GalicianEdit

EtymologyEdit

Attested since circa 1300. Borrowed from Old French jaiole (modern geôle), from Vulgar Latin *caveola, from Latin cavea. Doublet of gaiola.

PronunciationEdit

NounEdit

xaula f (plural xaulas)

  1. Alternative form of gaiola
    • c1300, R. Lorenzo (ed.), La traducción gallega de la Crónica General y de la Crónica de Castilla. Ourense: I.E.O.P.F., page 582:
      Et o Cçide leuãtouse et tomou o leõ pelo pescoço, bẽ com̃o se fosse hũu alaao manso, [et meteuo] en sua iauola de ferro en que sse criara
      And El Cid stood up, took the lion by the neck as if it was but a meek mastiff, and put him inside his iron jail, where he was grown

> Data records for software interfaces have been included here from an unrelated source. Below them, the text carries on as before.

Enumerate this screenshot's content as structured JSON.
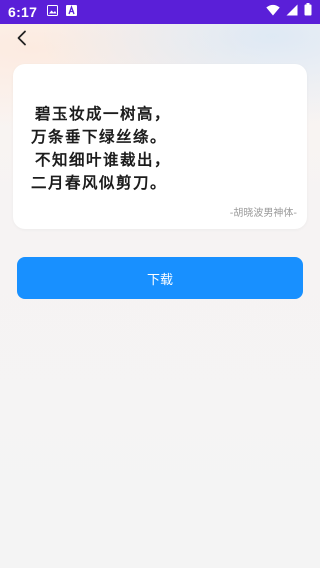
{
  "status_bar": {
    "time": "6:17",
    "background": "#5a1fd8",
    "left_icons": [
      "photo-notification-icon",
      "a-notification-icon"
    ],
    "right_icons": [
      "wifi-icon",
      "cellular-signal-icon",
      "battery-icon"
    ]
  },
  "nav": {
    "back_icon": "chevron-left-icon"
  },
  "preview": {
    "poem_lines": [
      "碧玉妆成一树高，",
      "万条垂下绿丝绦。",
      "不知细叶谁裁出，",
      "二月春风似剪刀。"
    ],
    "font_name": "-胡晓波男神体-"
  },
  "actions": {
    "download_label": "下载",
    "download_color": "#1890ff"
  }
}
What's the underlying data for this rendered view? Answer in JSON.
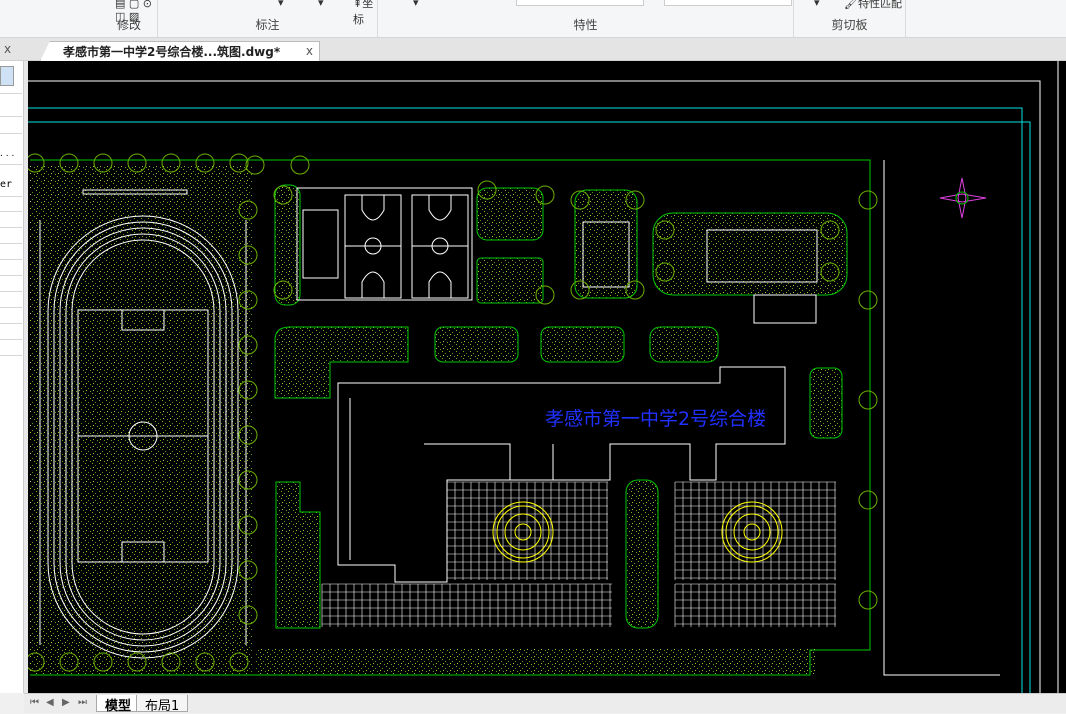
{
  "ribbon": {
    "groups": [
      {
        "label": "修改"
      },
      {
        "label": "标注"
      },
      {
        "label": "特性"
      },
      {
        "label": "剪切板"
      }
    ],
    "coord_label": "坐标",
    "match_props_label": "特性匹配"
  },
  "document": {
    "tab_title": "孝感市第一中学2号综合楼...筑图.dwg*",
    "close": "x"
  },
  "left_panel": {
    "close": "x",
    "row_text": "er",
    "dots": ". . ."
  },
  "drawing": {
    "building_label": "孝感市第一中学2号综合楼"
  },
  "bottom": {
    "tabs": [
      {
        "label": "模型",
        "active": true
      },
      {
        "label": "布局1",
        "active": false
      }
    ],
    "nav": [
      "⏮",
      "◀",
      "▶",
      "⏭"
    ]
  },
  "colors": {
    "canvas": "#000000",
    "green": "#00c800",
    "cyan": "#00e0e0",
    "yellow": "#ffff00",
    "blue_text": "#2030ff",
    "hatch": "#6fb020"
  }
}
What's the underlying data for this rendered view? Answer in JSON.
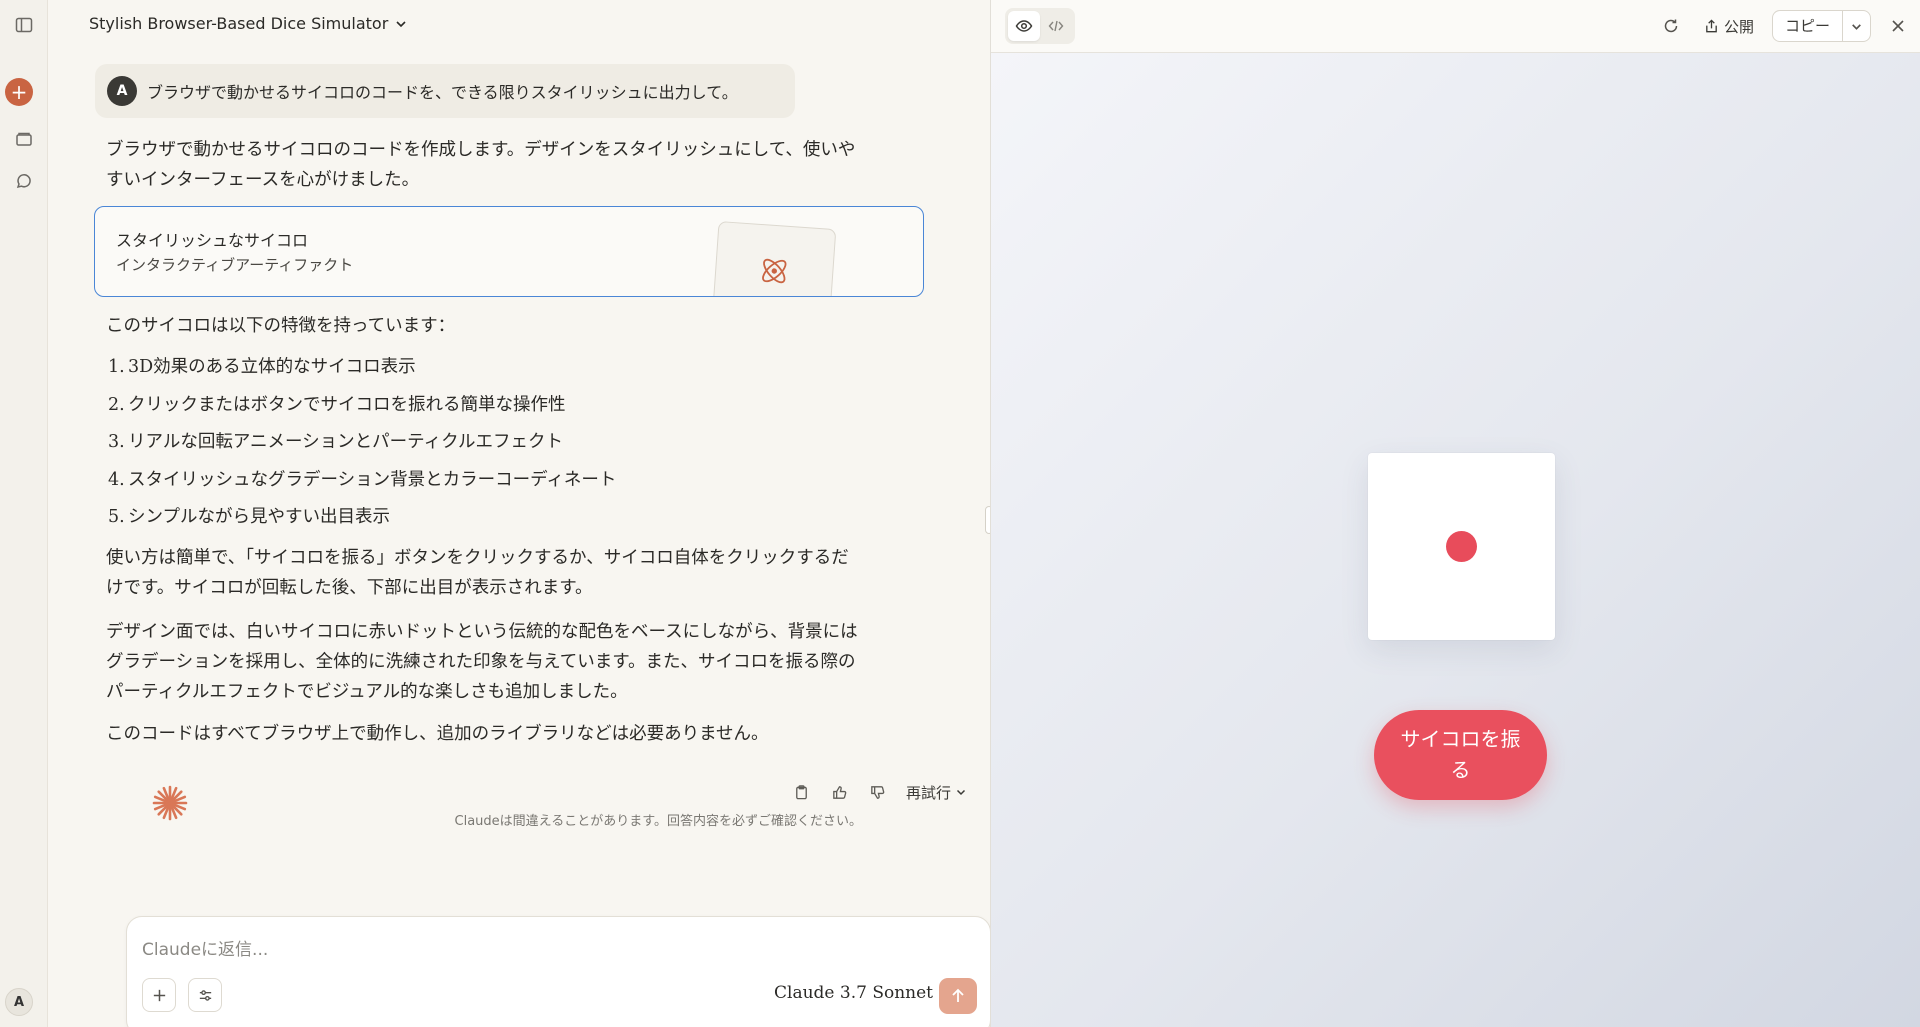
{
  "chat": {
    "title": "Stylish Browser-Based Dice Simulator",
    "user_avatar": "A",
    "user_message": "ブラウザで動かせるサイコロのコードを、できる限りスタイリッシュに出力して。",
    "intro_lines": [
      "ブラウザで動かせるサイコロのコードを作成します。デザインをスタイリッシュにして、使いや",
      "すいインターフェースを心がけました。"
    ],
    "artifact_card": {
      "title": "スタイリッシュなサイコロ",
      "subtitle": "インタラクティブアーティファクト",
      "icon": "atom-icon"
    },
    "features_heading": "このサイコロは以下の特徴を持っています：",
    "features": [
      {
        "num": "1.",
        "text": "3D効果のある立体的なサイコロ表示"
      },
      {
        "num": "2.",
        "text": "クリックまたはボタンでサイコロを振れる簡単な操作性"
      },
      {
        "num": "3.",
        "text": "リアルな回転アニメーションとパーティクルエフェクト"
      },
      {
        "num": "4.",
        "text": "スタイリッシュなグラデーション背景とカラーコーディネート"
      },
      {
        "num": "5.",
        "text": "シンプルながら見やすい出目表示"
      }
    ],
    "usage_lines": [
      "使い方は簡単で、「サイコロを振る」ボタンをクリックするか、サイコロ自体をクリックするだ",
      "けです。サイコロが回転した後、下部に出目が表示されます。"
    ],
    "design_lines": [
      "デザイン面では、白いサイコロに赤いドットという伝統的な配色をベースにしながら、背景には",
      "グラデーションを採用し、全体的に洗練された印象を与えています。また、サイコロを振る際の",
      "パーティクルエフェクトでビジュアル的な楽しさも追加しました。"
    ],
    "closing_line": "このコードはすべてブラウザ上で動作し、追加のライブラリなどは必要ありません。",
    "actions": {
      "retry_label": "再試行"
    },
    "disclaimer": "Claudeは間違えることがあります。回答内容を必ずご確認ください。"
  },
  "composer": {
    "placeholder": "Claudeに返信...",
    "model": "Claude 3.7 Sonnet"
  },
  "rail": {
    "user_initial": "A"
  },
  "artifact": {
    "publish_label": "公開",
    "copy_label": "コピー",
    "roll_button_label": "サイコロを振る",
    "die_value": 1,
    "colors": {
      "pip": "#e84c5b",
      "button": "#e9505e",
      "accent": "#c96442"
    }
  }
}
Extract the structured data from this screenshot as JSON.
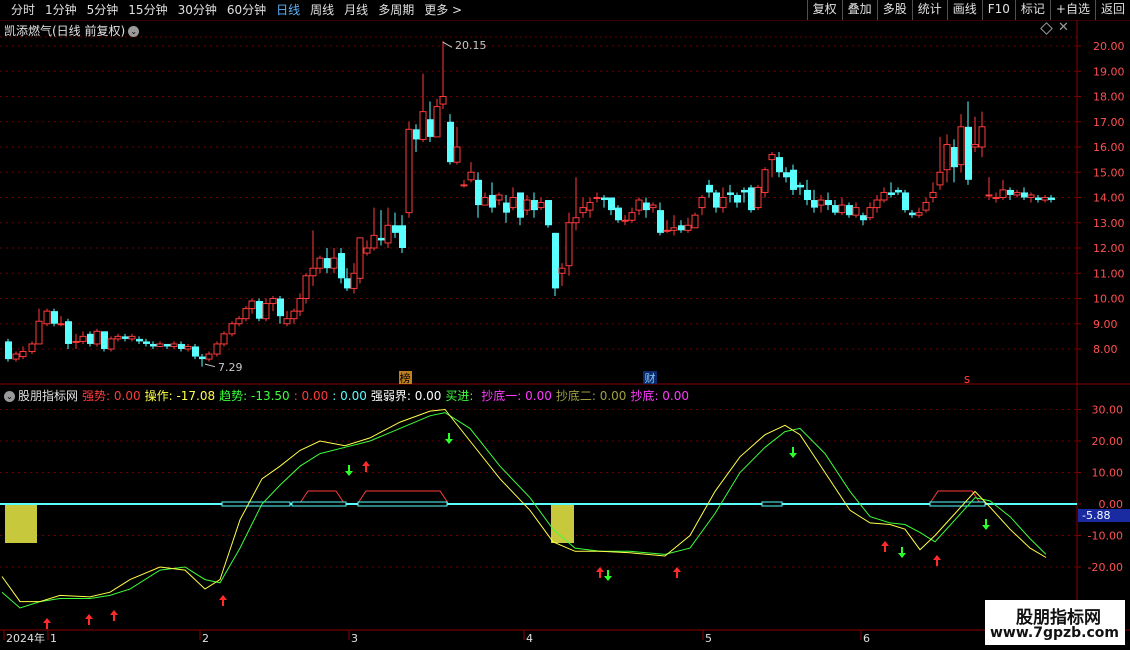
{
  "toolbar": {
    "periods": [
      "分时",
      "1分钟",
      "5分钟",
      "15分钟",
      "30分钟",
      "60分钟",
      "日线",
      "周线",
      "月线",
      "多周期",
      "更多 >"
    ],
    "active": "日线",
    "buttons": [
      "复权",
      "叠加",
      "多股",
      "统计",
      "画线",
      "F10",
      "标记",
      "+自选",
      "返回"
    ]
  },
  "main_chart": {
    "title": "凯添燃气(日线 前复权)",
    "high_label": "20.15",
    "low_label": "7.29",
    "price_ticks": [
      "20.00",
      "19.00",
      "18.00",
      "17.00",
      "16.00",
      "15.00",
      "14.00",
      "13.00",
      "12.00",
      "11.00",
      "10.00",
      "9.00",
      "8.00"
    ],
    "markers": {
      "bang": "榜",
      "cai": "财",
      "s": "s"
    }
  },
  "indicator": {
    "name": "股朋指标网",
    "fields": [
      {
        "label": "强势:",
        "value": "0.00",
        "color": "#ff3b3b"
      },
      {
        "label": "操作:",
        "value": "-17.08",
        "color": "#ffff4a"
      },
      {
        "label": "趋势:",
        "value": "-13.50",
        "color": "#3cff3c"
      },
      {
        "label": ":",
        "value": "0.00",
        "color": "#ff3b3b"
      },
      {
        "label": ":",
        "value": "0.00",
        "color": "#5affff"
      },
      {
        "label": "强弱界:",
        "value": "0.00",
        "color": "#ffffff"
      },
      {
        "label": "买进:",
        "value": "",
        "color": "#3cff3c"
      },
      {
        "label": "抄底一:",
        "value": "0.00",
        "color": "#ff3bff"
      },
      {
        "label": "抄底二:",
        "value": "0.00",
        "color": "#a0a040"
      },
      {
        "label": "抄底:",
        "value": "0.00",
        "color": "#ff3bff"
      }
    ],
    "y_ticks": [
      "30.00",
      "20.00",
      "10.00",
      "0.00",
      "-10.00",
      "-20.00"
    ],
    "current_value": "-5.88"
  },
  "x_axis": {
    "labels": [
      "2024年",
      "1",
      "2",
      "3",
      "4",
      "5",
      "6"
    ]
  },
  "watermark": {
    "line1": "股朋指标网",
    "line2": "www.7gpzb.com"
  },
  "colors": {
    "up": "#ff3b3b",
    "down": "#5affff",
    "fast_line": "#ffff4a",
    "slow_line": "#3cff3c",
    "zero_line": "#5affff",
    "grid": "#6a0000",
    "block": "#c8c83c"
  }
}
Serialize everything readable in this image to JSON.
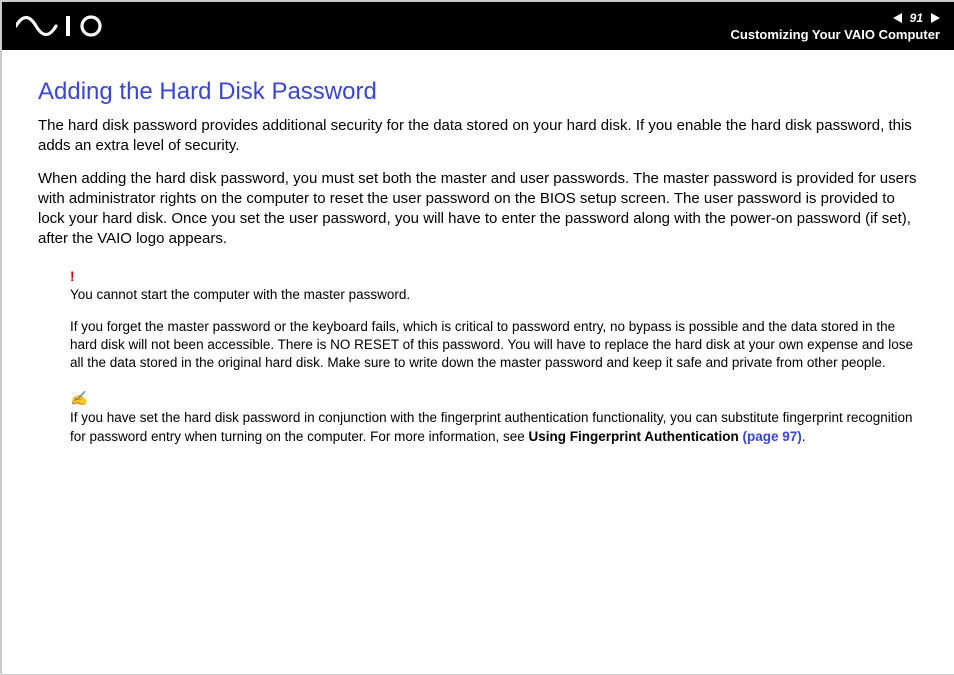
{
  "header": {
    "page_number": "91",
    "breadcrumb": "Customizing Your VAIO Computer"
  },
  "title": "Adding the Hard Disk Password",
  "paragraphs": [
    "The hard disk password provides additional security for the data stored on your hard disk. If you enable the hard disk password, this adds an extra level of security.",
    "When adding the hard disk password, you must set both the master and user passwords. The master password is provided for users with administrator rights on the computer to reset the user password on the BIOS setup screen. The user password is provided to lock your hard disk. Once you set the user password, you will have to enter the password along with the power-on password (if set), after the VAIO logo appears."
  ],
  "warning": {
    "mark": "!",
    "lines": [
      "You cannot start the computer with the master password.",
      "If you forget the master password or the keyboard fails, which is critical to password entry, no bypass is possible and the data stored in the hard disk will not been accessible. There is NO RESET of this password. You will have to replace the hard disk at your own expense and lose all the data stored in the original hard disk. Make sure to write down the master password and keep it safe and private from other people."
    ]
  },
  "tip": {
    "mark": "✍",
    "text": "If you have set the hard disk password in conjunction with the fingerprint authentication functionality, you can substitute fingerprint recognition for password entry when turning on the computer. For more information, see ",
    "xref_label": "Using Fingerprint Authentication ",
    "xref_link": "(page 97)",
    "tail": "."
  }
}
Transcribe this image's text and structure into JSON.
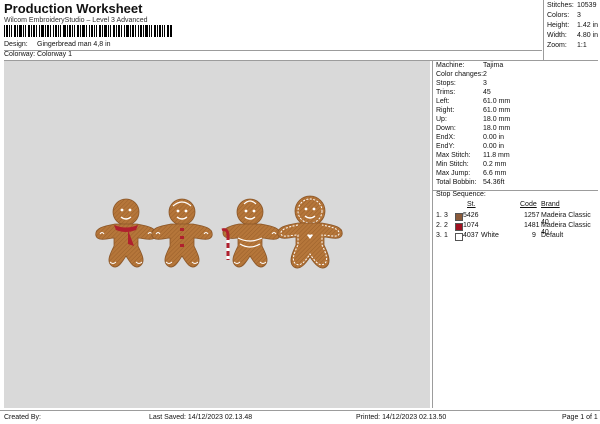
{
  "header": {
    "title": "Production Worksheet",
    "subtitle": "Wilcom EmbroideryStudio – Level 3 Advanced",
    "design_label": "Design:",
    "design_value": "Gingerbread man 4,8 in",
    "colorway_label": "Colorway:",
    "colorway_value": "Colorway 1"
  },
  "stats": [
    {
      "label": "Stitches:",
      "value": "10539"
    },
    {
      "label": "Colors:",
      "value": "3"
    },
    {
      "label": "Height:",
      "value": "1.42 in"
    },
    {
      "label": "Width:",
      "value": "4.80 in"
    },
    {
      "label": "Zoom:",
      "value": "1:1"
    }
  ],
  "machine_info": [
    {
      "label": "Machine:",
      "value": "Tajima"
    },
    {
      "label": "Color changes:",
      "value": "2"
    },
    {
      "label": "Stops:",
      "value": "3"
    },
    {
      "label": "Trims:",
      "value": "45"
    },
    {
      "label": "Left:",
      "value": "61.0 mm"
    },
    {
      "label": "Right:",
      "value": "61.0 mm"
    },
    {
      "label": "Up:",
      "value": "18.0 mm"
    },
    {
      "label": "Down:",
      "value": "18.0 mm"
    },
    {
      "label": "EndX:",
      "value": "0.00 in"
    },
    {
      "label": "EndY:",
      "value": "0.00 in"
    },
    {
      "label": "Max Stitch:",
      "value": "11.8 mm"
    },
    {
      "label": "Min Stitch:",
      "value": "0.2 mm"
    },
    {
      "label": "Max Jump:",
      "value": "6.6 mm"
    },
    {
      "label": "Total Bobbin:",
      "value": "54.36ft"
    }
  ],
  "stop_sequence": {
    "title": "Stop Sequence:",
    "headers": {
      "st": "St.",
      "code": "Code",
      "brand": "Brand"
    },
    "rows": [
      {
        "num": "1.",
        "stop": "3",
        "color": "#8a5a3a",
        "st": "5426",
        "stitches": "1257",
        "code": "Madeira Classic 40",
        "brand": ""
      },
      {
        "num": "2.",
        "stop": "2",
        "color": "#a01020",
        "st": "1074",
        "stitches": "1481",
        "code": "Madeira Classic 40",
        "brand": ""
      },
      {
        "num": "3.",
        "stop": "1",
        "color": "#ffffff",
        "st": "4037",
        "name": "White",
        "stitches": "9",
        "code": "Default",
        "brand": ""
      }
    ]
  },
  "footer": {
    "created_by": "Created By:",
    "last_saved": "Last Saved: 14/12/2023 02.13.48",
    "printed": "Printed: 14/12/2023 02.13.50",
    "page": "Page 1 of 1"
  },
  "colors": {
    "canvas_bg": "#d9d9d9",
    "gingerbread": "#b87a3e",
    "icing": "#ffffff",
    "scarf": "#b0202e"
  }
}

Usage notesEdit

  • The use of xaula is considered incorrect.

ReferencesEdit

  • iauola” in Dicionario de Dicionarios do galego medieval, SLI - ILGA 2006-2012.
  • iauola” in Xavier Varela Barreiro & Xavier Gómez Guinovart: Corpus Xelmírez - Corpus lingüístico da Galicia medieval. SLI / Grupo TALG / ILG, 2006-2016.
  • xaula” in Dicionario de Dicionarios da lingua galega, SLI - ILGA 2006-2013.
  • xaula” in Tesouro informatizado da lingua galega. Santiago: ILG.
  • xaula” in Álvarez, Rosario (coord.): Tesouro do léxico patrimonial galego e portugués, Santiago de Compostela: Instituto da Lingua Galega.